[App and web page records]
+++++

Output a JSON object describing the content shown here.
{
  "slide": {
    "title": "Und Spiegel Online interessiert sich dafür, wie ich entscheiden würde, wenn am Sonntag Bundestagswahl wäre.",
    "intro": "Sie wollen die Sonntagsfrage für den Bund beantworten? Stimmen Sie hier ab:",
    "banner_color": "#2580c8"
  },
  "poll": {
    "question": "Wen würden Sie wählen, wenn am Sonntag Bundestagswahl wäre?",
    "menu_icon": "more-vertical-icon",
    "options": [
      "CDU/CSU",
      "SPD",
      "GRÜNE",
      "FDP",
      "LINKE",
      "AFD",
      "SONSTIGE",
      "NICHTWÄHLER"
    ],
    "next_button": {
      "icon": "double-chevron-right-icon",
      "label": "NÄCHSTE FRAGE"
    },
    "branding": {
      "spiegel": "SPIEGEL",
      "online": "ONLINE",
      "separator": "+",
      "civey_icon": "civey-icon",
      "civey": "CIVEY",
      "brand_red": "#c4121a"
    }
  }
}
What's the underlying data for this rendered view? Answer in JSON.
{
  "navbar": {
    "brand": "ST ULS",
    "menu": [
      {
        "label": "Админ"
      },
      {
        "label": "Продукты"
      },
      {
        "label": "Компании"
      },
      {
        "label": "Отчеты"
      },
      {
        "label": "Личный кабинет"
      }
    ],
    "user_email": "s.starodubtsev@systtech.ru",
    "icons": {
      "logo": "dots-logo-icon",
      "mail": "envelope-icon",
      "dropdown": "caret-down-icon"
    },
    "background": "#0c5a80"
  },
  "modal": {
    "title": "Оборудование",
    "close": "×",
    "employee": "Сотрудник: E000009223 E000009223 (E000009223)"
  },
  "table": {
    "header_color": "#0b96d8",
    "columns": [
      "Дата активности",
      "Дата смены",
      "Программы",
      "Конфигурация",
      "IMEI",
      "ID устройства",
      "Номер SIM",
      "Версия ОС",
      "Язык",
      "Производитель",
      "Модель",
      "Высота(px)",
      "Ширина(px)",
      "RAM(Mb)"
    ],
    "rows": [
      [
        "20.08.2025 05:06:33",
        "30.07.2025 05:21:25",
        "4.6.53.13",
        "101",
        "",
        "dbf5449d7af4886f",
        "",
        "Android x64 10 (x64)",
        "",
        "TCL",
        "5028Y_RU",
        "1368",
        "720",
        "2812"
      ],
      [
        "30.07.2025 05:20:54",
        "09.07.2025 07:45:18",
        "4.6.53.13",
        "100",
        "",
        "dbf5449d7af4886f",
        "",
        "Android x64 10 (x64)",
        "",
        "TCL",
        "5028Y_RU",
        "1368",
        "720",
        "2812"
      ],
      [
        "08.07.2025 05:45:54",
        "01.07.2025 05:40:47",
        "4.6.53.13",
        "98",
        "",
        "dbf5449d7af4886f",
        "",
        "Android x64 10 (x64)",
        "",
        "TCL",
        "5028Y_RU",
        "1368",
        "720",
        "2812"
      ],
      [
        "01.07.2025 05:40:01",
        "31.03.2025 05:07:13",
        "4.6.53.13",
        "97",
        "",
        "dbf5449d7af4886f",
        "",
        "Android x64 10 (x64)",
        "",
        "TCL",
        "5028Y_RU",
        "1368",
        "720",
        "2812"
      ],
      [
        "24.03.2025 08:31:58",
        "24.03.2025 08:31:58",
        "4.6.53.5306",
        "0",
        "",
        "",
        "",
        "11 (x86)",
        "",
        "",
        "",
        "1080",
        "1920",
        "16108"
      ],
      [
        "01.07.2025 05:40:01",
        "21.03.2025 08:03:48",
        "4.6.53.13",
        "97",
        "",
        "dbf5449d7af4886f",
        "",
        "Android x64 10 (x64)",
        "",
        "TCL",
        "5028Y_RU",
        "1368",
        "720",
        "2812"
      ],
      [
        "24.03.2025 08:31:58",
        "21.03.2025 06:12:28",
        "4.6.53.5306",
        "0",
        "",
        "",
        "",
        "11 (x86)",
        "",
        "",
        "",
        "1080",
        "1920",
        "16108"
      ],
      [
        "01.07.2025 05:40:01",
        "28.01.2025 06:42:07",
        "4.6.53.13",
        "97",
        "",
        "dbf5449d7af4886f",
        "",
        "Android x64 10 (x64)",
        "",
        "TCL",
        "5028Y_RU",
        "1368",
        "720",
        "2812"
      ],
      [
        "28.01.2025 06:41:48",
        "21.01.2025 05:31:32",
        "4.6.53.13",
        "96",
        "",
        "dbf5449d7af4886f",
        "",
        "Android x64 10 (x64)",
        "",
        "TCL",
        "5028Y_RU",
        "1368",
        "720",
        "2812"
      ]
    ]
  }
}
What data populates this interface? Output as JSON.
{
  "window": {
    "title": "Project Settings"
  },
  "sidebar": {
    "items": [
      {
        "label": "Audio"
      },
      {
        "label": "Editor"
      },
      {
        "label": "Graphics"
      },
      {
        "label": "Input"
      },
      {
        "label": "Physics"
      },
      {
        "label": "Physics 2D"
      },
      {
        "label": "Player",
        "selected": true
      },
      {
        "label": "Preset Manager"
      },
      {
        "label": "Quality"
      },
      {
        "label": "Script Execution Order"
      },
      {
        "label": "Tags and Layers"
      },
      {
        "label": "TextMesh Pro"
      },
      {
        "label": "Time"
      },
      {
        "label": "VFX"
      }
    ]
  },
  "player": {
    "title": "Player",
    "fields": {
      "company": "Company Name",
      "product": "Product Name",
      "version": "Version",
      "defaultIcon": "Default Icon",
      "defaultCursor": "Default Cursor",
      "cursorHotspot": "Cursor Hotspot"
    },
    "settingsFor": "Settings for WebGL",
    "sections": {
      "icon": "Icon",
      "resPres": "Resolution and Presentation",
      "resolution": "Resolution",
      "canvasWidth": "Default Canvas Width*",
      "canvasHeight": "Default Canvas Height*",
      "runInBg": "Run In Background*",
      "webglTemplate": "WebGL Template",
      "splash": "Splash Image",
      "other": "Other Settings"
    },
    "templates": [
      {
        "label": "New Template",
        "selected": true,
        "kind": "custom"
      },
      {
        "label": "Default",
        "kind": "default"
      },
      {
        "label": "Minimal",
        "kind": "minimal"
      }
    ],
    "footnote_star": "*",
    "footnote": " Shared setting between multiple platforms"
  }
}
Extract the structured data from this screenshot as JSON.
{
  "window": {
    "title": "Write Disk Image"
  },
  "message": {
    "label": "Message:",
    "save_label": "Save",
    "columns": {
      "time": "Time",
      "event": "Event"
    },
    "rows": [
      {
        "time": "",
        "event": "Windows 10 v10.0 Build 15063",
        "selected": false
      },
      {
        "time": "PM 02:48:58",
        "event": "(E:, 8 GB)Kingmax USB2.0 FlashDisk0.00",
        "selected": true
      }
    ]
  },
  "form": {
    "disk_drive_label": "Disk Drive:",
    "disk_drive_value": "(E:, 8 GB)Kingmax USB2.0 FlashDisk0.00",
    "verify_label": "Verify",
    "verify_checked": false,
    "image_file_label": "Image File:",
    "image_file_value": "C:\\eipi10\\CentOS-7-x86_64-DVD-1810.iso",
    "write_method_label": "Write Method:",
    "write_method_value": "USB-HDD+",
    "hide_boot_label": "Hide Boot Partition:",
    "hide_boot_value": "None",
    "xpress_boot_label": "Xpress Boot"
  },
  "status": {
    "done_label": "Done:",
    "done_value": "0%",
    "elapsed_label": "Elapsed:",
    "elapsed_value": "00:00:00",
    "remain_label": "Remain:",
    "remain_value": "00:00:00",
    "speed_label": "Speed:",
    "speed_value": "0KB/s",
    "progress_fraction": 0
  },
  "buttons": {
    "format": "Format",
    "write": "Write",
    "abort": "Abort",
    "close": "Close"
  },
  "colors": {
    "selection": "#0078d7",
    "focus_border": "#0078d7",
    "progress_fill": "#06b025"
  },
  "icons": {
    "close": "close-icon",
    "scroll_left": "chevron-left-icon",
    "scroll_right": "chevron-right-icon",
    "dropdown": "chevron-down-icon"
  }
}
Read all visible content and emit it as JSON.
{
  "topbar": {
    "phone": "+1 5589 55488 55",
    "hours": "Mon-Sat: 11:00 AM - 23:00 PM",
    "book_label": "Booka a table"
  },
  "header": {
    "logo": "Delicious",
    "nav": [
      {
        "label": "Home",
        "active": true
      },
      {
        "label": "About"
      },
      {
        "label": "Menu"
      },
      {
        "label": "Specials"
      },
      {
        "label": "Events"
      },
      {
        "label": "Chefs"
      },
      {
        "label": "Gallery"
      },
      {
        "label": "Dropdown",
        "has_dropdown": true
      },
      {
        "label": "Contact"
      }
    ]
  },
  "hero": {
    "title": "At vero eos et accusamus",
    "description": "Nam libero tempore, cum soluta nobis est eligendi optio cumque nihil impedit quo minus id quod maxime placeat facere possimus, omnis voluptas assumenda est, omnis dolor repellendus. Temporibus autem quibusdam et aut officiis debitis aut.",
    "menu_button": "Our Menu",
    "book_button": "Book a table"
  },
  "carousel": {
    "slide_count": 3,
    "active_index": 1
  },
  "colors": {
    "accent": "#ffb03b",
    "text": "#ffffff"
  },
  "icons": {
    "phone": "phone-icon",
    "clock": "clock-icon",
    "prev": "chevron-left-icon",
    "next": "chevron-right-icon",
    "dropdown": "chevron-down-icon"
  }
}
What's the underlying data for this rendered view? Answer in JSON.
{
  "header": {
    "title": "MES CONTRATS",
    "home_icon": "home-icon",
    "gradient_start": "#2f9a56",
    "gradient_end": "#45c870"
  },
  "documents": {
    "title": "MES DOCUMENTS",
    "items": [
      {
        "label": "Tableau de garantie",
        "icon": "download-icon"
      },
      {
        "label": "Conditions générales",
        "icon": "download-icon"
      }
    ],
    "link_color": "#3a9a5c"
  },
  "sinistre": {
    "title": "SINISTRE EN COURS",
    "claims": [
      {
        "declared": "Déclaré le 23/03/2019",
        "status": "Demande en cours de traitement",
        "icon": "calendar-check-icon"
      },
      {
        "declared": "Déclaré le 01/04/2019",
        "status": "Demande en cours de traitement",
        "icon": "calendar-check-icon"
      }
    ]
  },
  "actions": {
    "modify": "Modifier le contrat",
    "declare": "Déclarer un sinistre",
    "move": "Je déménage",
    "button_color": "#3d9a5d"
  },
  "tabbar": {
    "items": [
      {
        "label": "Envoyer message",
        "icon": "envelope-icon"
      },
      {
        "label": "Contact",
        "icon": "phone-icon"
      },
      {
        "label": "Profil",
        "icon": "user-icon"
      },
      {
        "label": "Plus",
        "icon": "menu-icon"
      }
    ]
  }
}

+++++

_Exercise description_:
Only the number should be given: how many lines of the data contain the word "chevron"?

_Answer to this task_:
7